■ What is needed ■
The records below are to be written out again, exactly as they appear.

Top of Data for this task

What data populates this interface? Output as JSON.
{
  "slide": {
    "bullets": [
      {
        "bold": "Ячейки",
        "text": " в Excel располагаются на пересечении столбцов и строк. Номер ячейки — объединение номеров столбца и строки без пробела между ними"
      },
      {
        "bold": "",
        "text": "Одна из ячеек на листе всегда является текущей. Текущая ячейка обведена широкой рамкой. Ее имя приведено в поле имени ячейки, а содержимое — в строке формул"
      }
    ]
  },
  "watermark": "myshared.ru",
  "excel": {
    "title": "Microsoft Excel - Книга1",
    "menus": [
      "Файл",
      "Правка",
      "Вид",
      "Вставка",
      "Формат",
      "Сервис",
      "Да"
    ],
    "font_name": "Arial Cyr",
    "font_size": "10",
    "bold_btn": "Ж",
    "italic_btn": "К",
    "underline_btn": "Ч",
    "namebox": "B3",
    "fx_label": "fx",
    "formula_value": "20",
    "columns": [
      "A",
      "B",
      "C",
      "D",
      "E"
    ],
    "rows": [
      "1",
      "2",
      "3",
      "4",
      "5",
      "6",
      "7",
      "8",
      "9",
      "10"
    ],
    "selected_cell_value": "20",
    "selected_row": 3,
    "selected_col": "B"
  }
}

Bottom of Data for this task

■ Response ■
What data populates this interface? Output as JSON.
{
  "slide": {
    "bullets": [
      {
        "bold": "Ячейки",
        "text": " в Excel располагаются на пересечении столбцов и строк. Номер ячейки — объединение номеров столбца и строки без пробела между ними"
      },
      {
        "bold": "",
        "text": "Одна из ячеек на листе всегда является текущей. Текущая ячейка обведена широкой рамкой. Ее имя приведено в поле имени ячейки, а содержимое — в строке формул"
      }
    ]
  },
  "watermark": "myshared.ru",
  "excel": {
    "title": "Microsoft Excel - Книга1",
    "menus": [
      "Файл",
      "Правка",
      "Вид",
      "Вставка",
      "Формат",
      "Сервис",
      "Да"
    ],
    "font_name": "Arial Cyr",
    "font_size": "10",
    "bold_btn": "Ж",
    "italic_btn": "К",
    "underline_btn": "Ч",
    "namebox": "B3",
    "fx_label": "fx",
    "formula_value": "20",
    "columns": [
      "A",
      "B",
      "C",
      "D",
      "E"
    ],
    "rows": [
      "1",
      "2",
      "3",
      "4",
      "5",
      "6",
      "7",
      "8",
      "9",
      "10"
    ],
    "selected_cell_value": "20",
    "selected_row": 3,
    "selected_col": "B"
  }
}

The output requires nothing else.